Movie night at the Governor’s Mansion could feature “It’s Complicated,” a popular film about the complexities of passions, relationships and life. So it goes in Frankfort this winter, as our 1,398 lawmakers and the chief executive face far more needs than the ailing state budget can take.
There’s been a recent uptick in revenue, but Kentucky has patched together funding for years in order to technically balance the ledgers, while meeting growing public needs.
The run-up to July 1 now barely balances, the sixth time since becoming governor that Steve Beshear has had to shear spending.
Almost $800 million in federal stimulus made the current budget work. Just under $500 million in stimulus is available for next year, but none after that.
In the two years starting July 1, the state will spend about $16.5 billion, but in round numbers, Kentucky is $1 billion short.
Beyond the recession, where did things go wrong? The Kentucky Chamber of Commerce “leaky bucket” theory, derived from careful financial reviews, shows a striking imbalance.
The Bluegrass State has overspent on Medicaid, corrections and public employees, while skimping in other large categories, like universities, community colleges and infrastructure.
The common thread is healthcare costs: large, steady increases have skewed the mix. For retirees, inmates and the indigent, healthcare obligations and general program costs in these three have taken a steady toll.
New revenue would help. Expanded gaming offers one solution. The political calculus, however, outdoes the math, and could undo it as well.
Last summer the House barely passed a gaming law with 52 votes out of the 100 members. Front and center was House Speaker Greg Stumbo, the prime sponsor.
Expect the state Senate to consider a constitutional amendment for this November. Note, however, that just getting the question on the ballot means moving through sticky wickets.

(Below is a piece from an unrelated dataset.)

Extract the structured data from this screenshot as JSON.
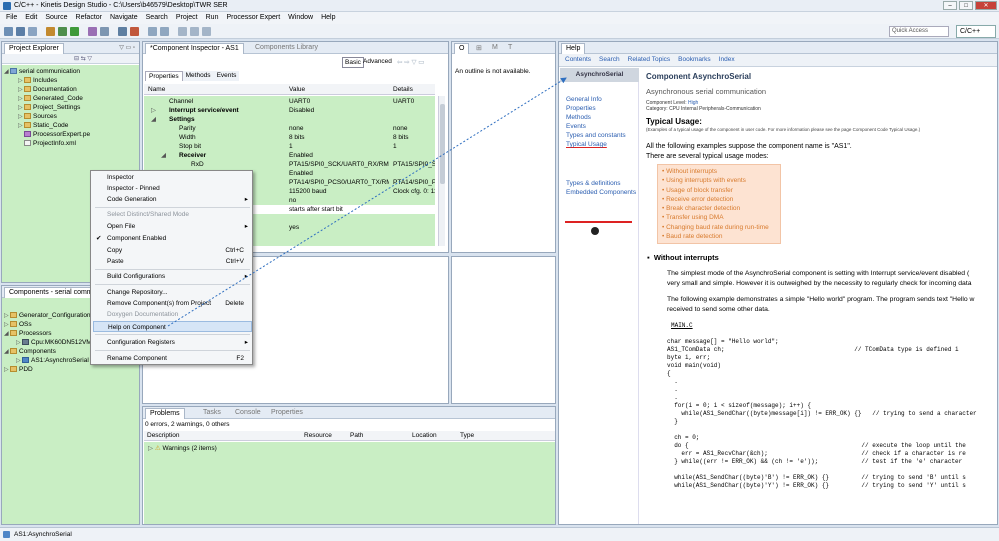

First, Senate President David Williams will have to make this happen. He rules the upper roost. The sponsor of the amendment is Sen. Damon Thayer.
Next, the action takes a 60 percent vote to win. This means some Democrats and some Republicans must unite. This happens more often than we think, but on this subject, it’s intricate.
Then, too, the prime force for the law option – the KEEP board of directors – voted 55-0 to oppose the amendment and favor the law. Their rationale is simple: A law works quicker to get financial results for racing.
Lastly, Speaker Stumbo, a powerhouse, will reintroduce the gaming bill, but it won’t move until it has a chance for a Senate vote.
Complications abound when taxes arise. Don’t look for them rise much.
“A broad-based tax increase is not in the picture,” said Adam Edelen, chief of staff to the governor. “Raising taxes in the teeth of a recession is a job-killing strategy,” he adds.
Plus, many see the Senate under Williams as a brick wall to any tax hikes.
The recession led Gov. Beshear to rule out tax reform; very bad timing for tax changes, he concluded.
But hold on, both President Williams and Speaker Stumbo have an open door to tax reform talks. Ideas abound.
Some 17 tax reform studies have been produced in the last decade or so, the Fox study being most prominent. Fox said tax services, such as accounting, and tax growth areas in the economy.
In an election year, this sounds like tax increases. Still, Kentucky’s antiquated system is like most states – it’s a framework dating back over 50 years, begging for modernization.
A key voice is Mary Lassiter, the Cabinet Secretary for the Governor and state budget director.
State Auditor Crit Luallen has the gravitas to help. She headed the whole cabinet several years back.
The two minority leaders have steady voices. Sen. Ed Worley and Rep. Jeff Hoover, both well-grounded in local concerns, and in their respective roles, are compromise-makers.
Though governing may be very complicated, edgy voters will be very demanding this time around.